There’s something deeply fearless about Mary Halvorson’s new album, Meltframe. The record collects a set of solo guitar covers Halvorson record when, apparently, she wasn’t fronting one of her own bands or playing with other big modern jazz names. The tracklist Halvorson chose for the record includes compositions by some imposing jazz names, from McCoy Tyner to Ornette Coleman to Duke Ellington. There are also some more modern names like Chris Lightcap and Tomas Fujiwara, both of whom have collaborated with Halvorson on other projects. But no matter the source material, whether it’s a classic standard or a more obscure French guitar number unearthed, Halvorson makes it her own on this dynamic, challenging, and endlessly rewarding set.
The demands of the record are immediate on the first number, “Cascades”. Originally written and recorded by Oliver Nelson for his classic 1961 record, The Blues and the Abstract Truth, the players on that first version comprise a litany of jazz greats. Nelson played on that record with Roy Haynes, Bill Evans, Eric Dolphy, Freddie Hubbard, and Paul Chambers. Halvorson seems more invigorated than weighed down by the long line of jazz history. She turns the bop tune into a distorted, ravaged reimagining of the tune. Her notes slice through the air, first in staccato clumps, then in rapid-fire scale runs, and finally in a series of brilliant soloing vamps that make the song rise and fall, not cascading so much as cresting in great white caps of noise and then bottoming out.
The song sets the scene for Meltframe in that it sounds nothing like any other track that follows. Halvorson takes Annette Peacock’s “Blood” and turns it into some sort of deconstructed flamenco piece that sometimes veers into a jazz version of the psych atmospherics of Wilburn Burchette. But if she whips up “Blood” and “Cascades”, she takes “Ida Lupino” — composed by Carla Bley, though perhaps most famously recorded by her husband Paul — and strips it down to its quiet, melancholy core. The songs moves from low rattling chords to high trilling ones, as if it were some sort of back and forth from one part of the guitar’s neck to the other. And yet it doesn’t feel so much oppositional as parallel, both the light and the shadow it casts.

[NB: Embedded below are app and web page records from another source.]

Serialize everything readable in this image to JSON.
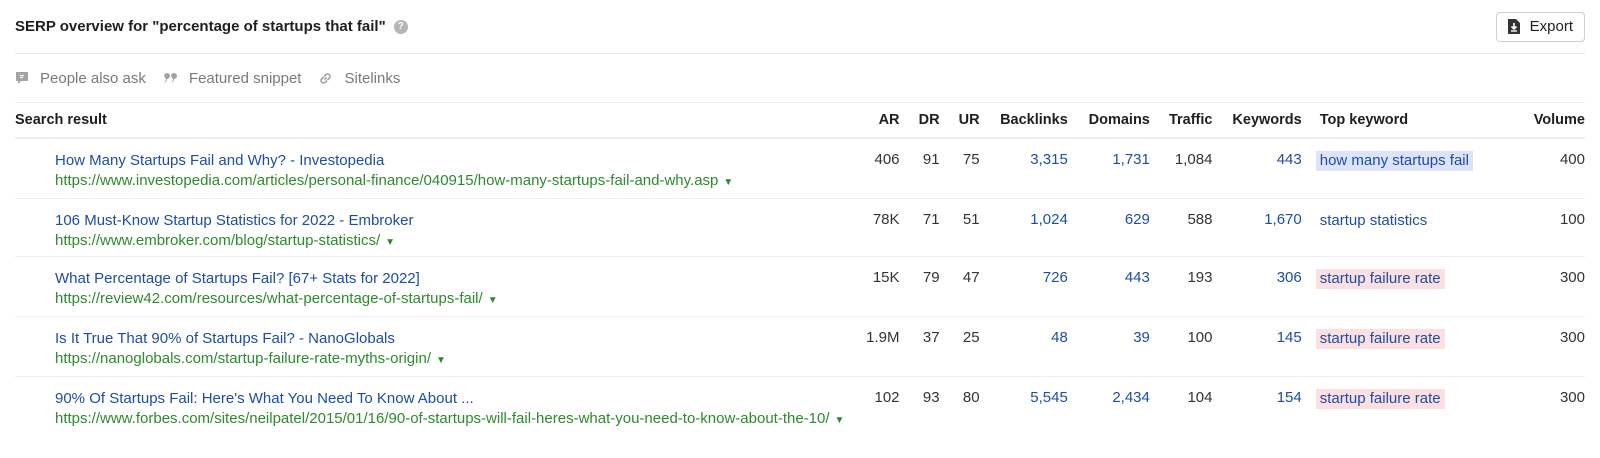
{
  "header": {
    "title": "SERP overview for \"percentage of startups that fail\"",
    "help_icon": "?",
    "export_label": "Export"
  },
  "features": [
    {
      "label": "People also ask",
      "icon": "chat-bubble-icon"
    },
    {
      "label": "Featured snippet",
      "icon": "quote-icon"
    },
    {
      "label": "Sitelinks",
      "icon": "link-icon"
    }
  ],
  "columns": {
    "result": "Search result",
    "ar": "AR",
    "dr": "DR",
    "ur": "UR",
    "backlinks": "Backlinks",
    "domains": "Domains",
    "traffic": "Traffic",
    "keywords": "Keywords",
    "top_keyword": "Top keyword",
    "volume": "Volume"
  },
  "rows": [
    {
      "title": "How Many Startups Fail and Why? - Investopedia",
      "url": "https://www.investopedia.com/articles/personal-finance/040915/how-many-startups-fail-and-why.asp",
      "ar": "406",
      "dr": "91",
      "ur": "75",
      "backlinks": "3,315",
      "domains": "1,731",
      "traffic": "1,084",
      "keywords": "443",
      "top_keyword": "how many startups fail",
      "kw_highlight": "blue",
      "volume": "400"
    },
    {
      "title": "106 Must-Know Startup Statistics for 2022 - Embroker",
      "url": "https://www.embroker.com/blog/startup-statistics/",
      "ar": "78K",
      "dr": "71",
      "ur": "51",
      "backlinks": "1,024",
      "domains": "629",
      "traffic": "588",
      "keywords": "1,670",
      "top_keyword": "startup statistics",
      "kw_highlight": "plain",
      "volume": "100"
    },
    {
      "title": "What Percentage of Startups Fail? [67+ Stats for 2022]",
      "url": "https://review42.com/resources/what-percentage-of-startups-fail/",
      "ar": "15K",
      "dr": "79",
      "ur": "47",
      "backlinks": "726",
      "domains": "443",
      "traffic": "193",
      "keywords": "306",
      "top_keyword": "startup failure rate",
      "kw_highlight": "pink",
      "volume": "300"
    },
    {
      "title": "Is It True That 90% of Startups Fail? - NanoGlobals",
      "url": "https://nanoglobals.com/startup-failure-rate-myths-origin/",
      "ar": "1.9M",
      "dr": "37",
      "ur": "25",
      "backlinks": "48",
      "domains": "39",
      "traffic": "100",
      "keywords": "145",
      "top_keyword": "startup failure rate",
      "kw_highlight": "pink",
      "volume": "300"
    },
    {
      "title": "90% Of Startups Fail: Here's What You Need To Know About ...",
      "url": "https://www.forbes.com/sites/neilpatel/2015/01/16/90-of-startups-will-fail-heres-what-you-need-to-know-about-the-10/",
      "ar": "102",
      "dr": "93",
      "ur": "80",
      "backlinks": "5,545",
      "domains": "2,434",
      "traffic": "104",
      "keywords": "154",
      "top_keyword": "startup failure rate",
      "kw_highlight": "pink",
      "volume": "300"
    }
  ],
  "colors": {
    "link": "#1d4ea3",
    "url": "#2e8a2e",
    "kw_blue": "#dee3fc",
    "kw_pink": "#fbdfe1"
  }
}
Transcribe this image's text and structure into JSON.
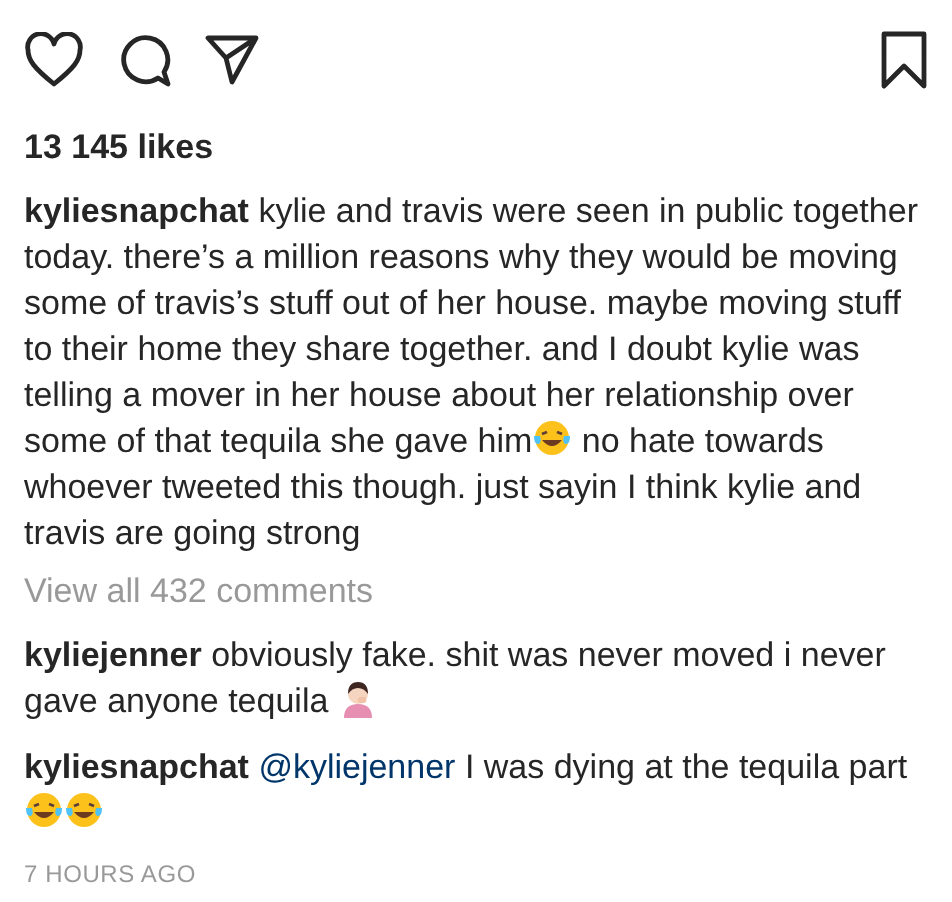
{
  "likes": "13 145 likes",
  "caption": {
    "username": "kyliesnapchat",
    "segments": [
      {
        "kind": "text",
        "text": "kylie and travis were seen in public together today. there’s a million reasons why they would be moving some of travis’s stuff out of her house. maybe moving stuff to their home they share together. and I doubt kylie was telling a mover in her house about her relationship over some of that tequila she gave him"
      },
      {
        "kind": "laugh"
      },
      {
        "kind": "text",
        "text": " no hate towards whoever tweeted this though. just sayin I think kylie and travis are going strong"
      }
    ]
  },
  "view_all": "View all 432 comments",
  "comments": [
    {
      "username": "kyliejenner",
      "segments": [
        {
          "kind": "text",
          "text": "obviously fake. shit was never moved i never gave anyone tequila "
        },
        {
          "kind": "facepalm"
        }
      ]
    },
    {
      "username": "kyliesnapchat",
      "segments": [
        {
          "kind": "mention",
          "text": "@kyliejenner"
        },
        {
          "kind": "text",
          "text": " I was dying at the tequila part"
        },
        {
          "kind": "laugh"
        },
        {
          "kind": "laugh"
        }
      ]
    }
  ],
  "time": "7 HOURS AGO"
}
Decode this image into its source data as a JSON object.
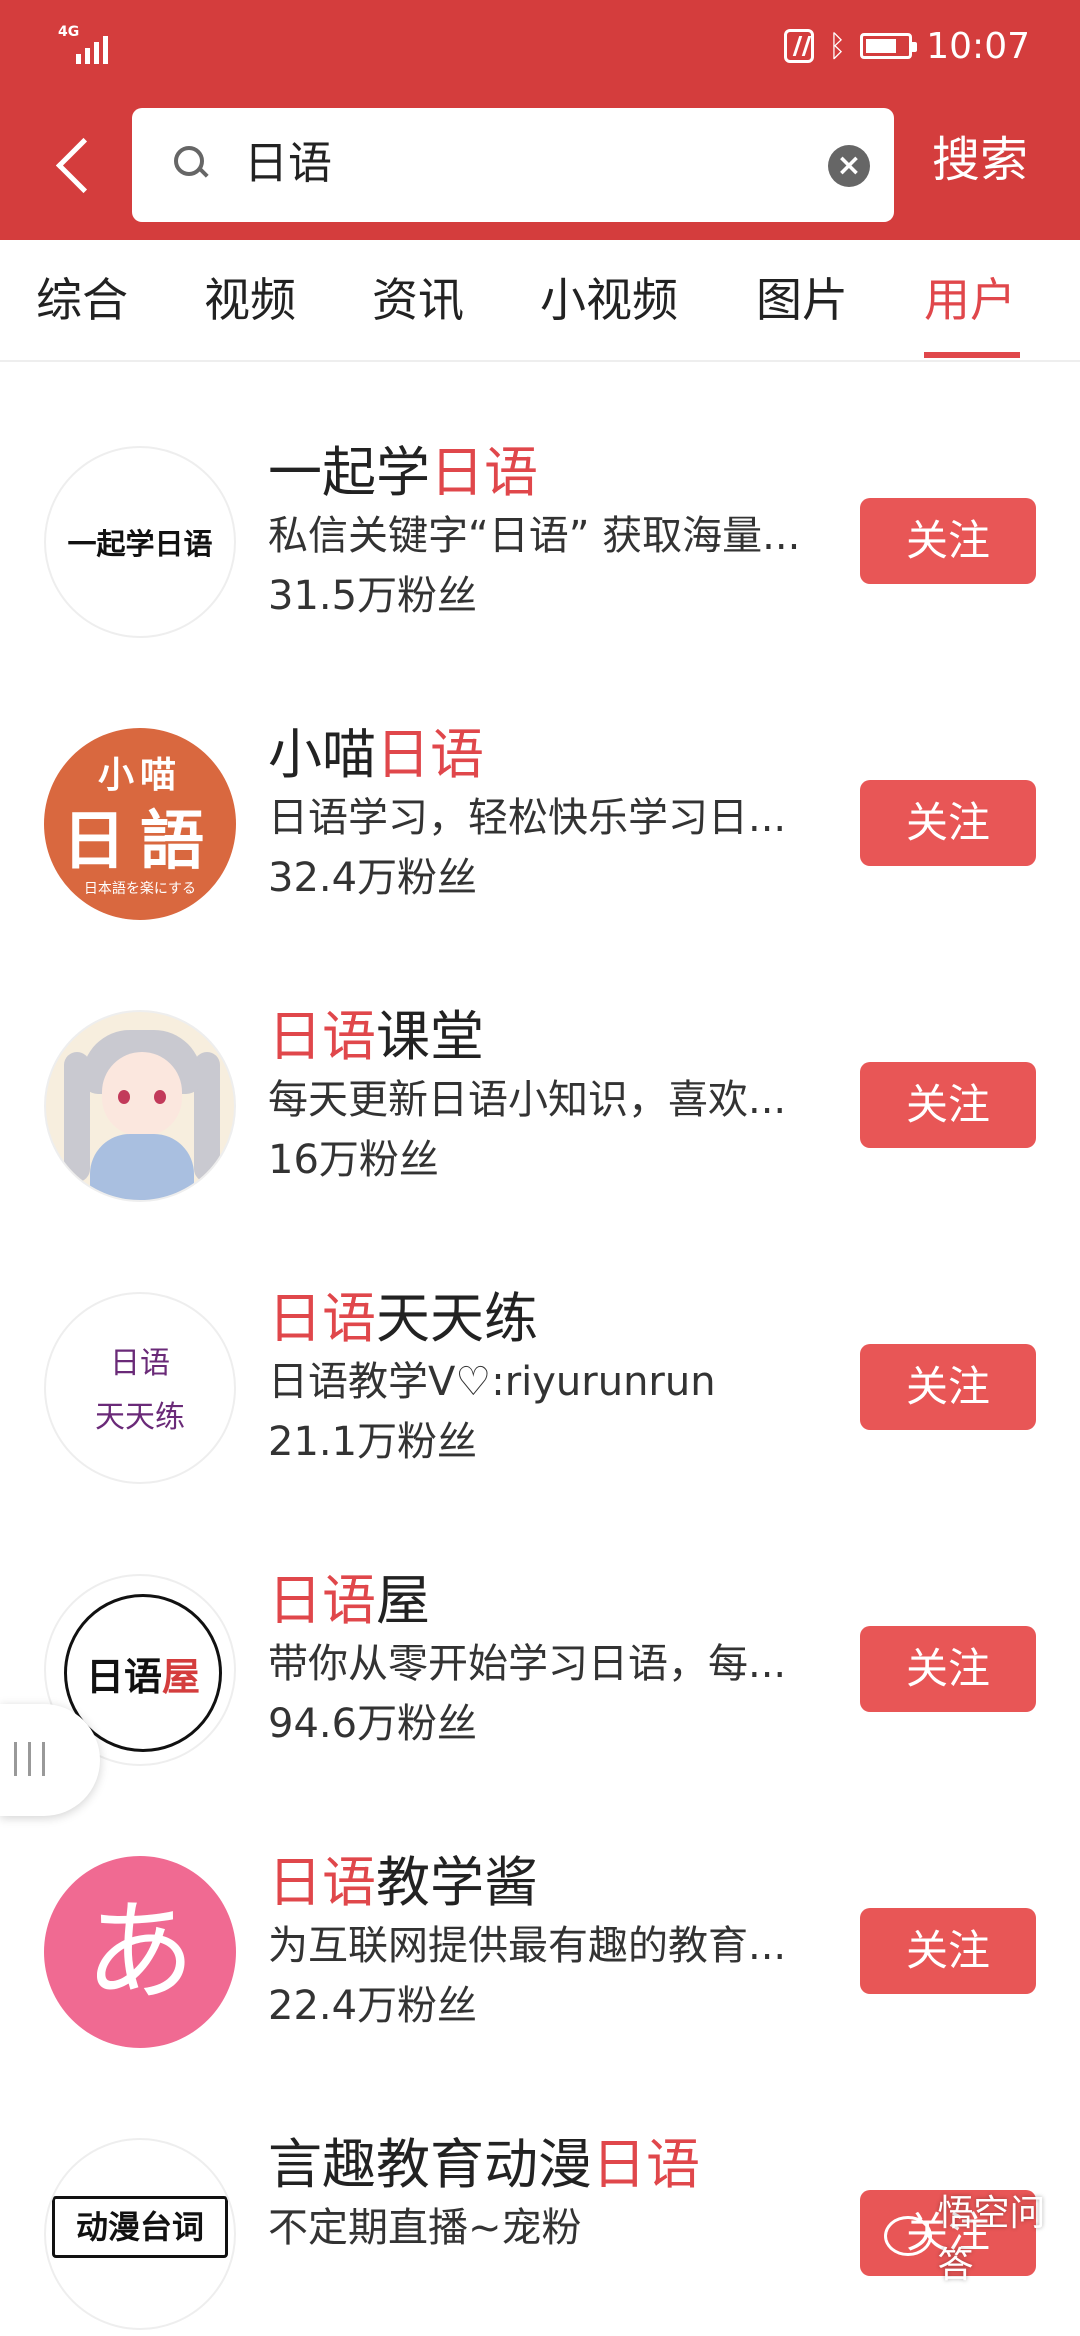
{
  "status_bar": {
    "network": "4G",
    "time": "10:07"
  },
  "search": {
    "query": "日语",
    "button": "搜索"
  },
  "tabs": [
    {
      "label": "综合"
    },
    {
      "label": "视频"
    },
    {
      "label": "资讯"
    },
    {
      "label": "小视频"
    },
    {
      "label": "图片"
    },
    {
      "label": "用户",
      "active": true
    }
  ],
  "users": [
    {
      "name_pre": "一起学",
      "name_hl": "日语",
      "name_post": "",
      "desc": "私信关键字“日语” 获取海量...",
      "fans": "31.5万粉丝",
      "follow": "关注",
      "avatar_text": "一起学日语"
    },
    {
      "name_pre": "小喵",
      "name_hl": "日语",
      "name_post": "",
      "desc": "日语学习，轻松快乐学习日...",
      "fans": "32.4万粉丝",
      "follow": "关注",
      "avatar_t1": "小喵",
      "avatar_t2": "日語",
      "avatar_t3": "日本語を楽にする"
    },
    {
      "name_pre": "",
      "name_hl": "日语",
      "name_post": "课堂",
      "desc": "每天更新日语小知识，喜欢...",
      "fans": "16万粉丝",
      "follow": "关注"
    },
    {
      "name_pre": "",
      "name_hl": "日语",
      "name_post": "天天练",
      "desc": "日语教学V♡:riyurunrun",
      "fans": "21.1万粉丝",
      "follow": "关注",
      "avatar_l1": "日语",
      "avatar_l2": "天天练"
    },
    {
      "name_pre": "",
      "name_hl": "日语",
      "name_post": "屋",
      "desc": "带你从零开始学习日语，每...",
      "fans": "94.6万粉丝",
      "follow": "关注",
      "avatar_a": "日语",
      "avatar_b": "屋"
    },
    {
      "name_pre": "",
      "name_hl": "日语",
      "name_post": "教学酱",
      "desc": "为互联网提供最有趣的教育...",
      "fans": "22.4万粉丝",
      "follow": "关注",
      "avatar_text": "あ"
    },
    {
      "name_pre": "言趣教育动漫",
      "name_hl": "日语",
      "name_post": "",
      "desc": "不定期直播~宠粉",
      "fans": "",
      "follow": "关注",
      "avatar_text": "动漫台词"
    }
  ],
  "watermark": "悟空问答",
  "icons": {
    "back": "chevron-left-icon",
    "search": "search-icon",
    "clear": "clear-icon"
  }
}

In less canonical compositions like the ones above, it may seem easier for Halvorson to find her own footing. Her ability, however, to bring the same originality to songs by Coleman, Ellington, and Tyner, is what makes this album truly arresting. She begins Coleman’s “Sadness” by messing with the tuning of her guitar, and in that toying she seems to be shaking loose of the original, and once she does she veers into slide work and rolled up phrasings that may recall John Fahey or some blues player more than anyone from the jazz tradition. Ellington’s “Solitude” was somber, but it was still big enough to fill a music hall. Halvorson’s version leans on the space around her, slowing the phrasings down so much the space between them feels fraught with tension. And yet she constantly lets up on that tension, providing ringing notes that smooth over the moment before letting that quiet ratchet the song up again.
“Aisha” may not be as radical as these two, but it’s the best of the bunch. Halvorson uses her signature delay effects to let the guitar rise and fall, often mid-note, in the mix. It feels weightless until she kicks on the distortion and chords fill up the space with fury. But then the song clears out again, and those beautiful fills and solo runs seem to build on and twist work from the likes of Jim Hall and the more out-there stuff recorded by Linda Cohen.
Meltframe is the kind of record that evokes the history of music that came before it. Halvorson may use the work of these greats, and some modern greats as well, as a jumping off point for her own exploration, but if the songs suggest other folk and blues influences at moments this seems less intentional than the result of some sort of osmosis. Halvorson has made enough great music to cement her status as one of the best musicians working in jazz today. Meltframe, though suggests she is more than that: she is one of the finest working guitarists in any genre. Of course, though, despite her wide sonic palate, her love of jazz wins out at every turn. And here, she knows that the best way to honor jazz’s history is honor the greats, give a nod to the past, and then break it all down so you can innovate your way to the future.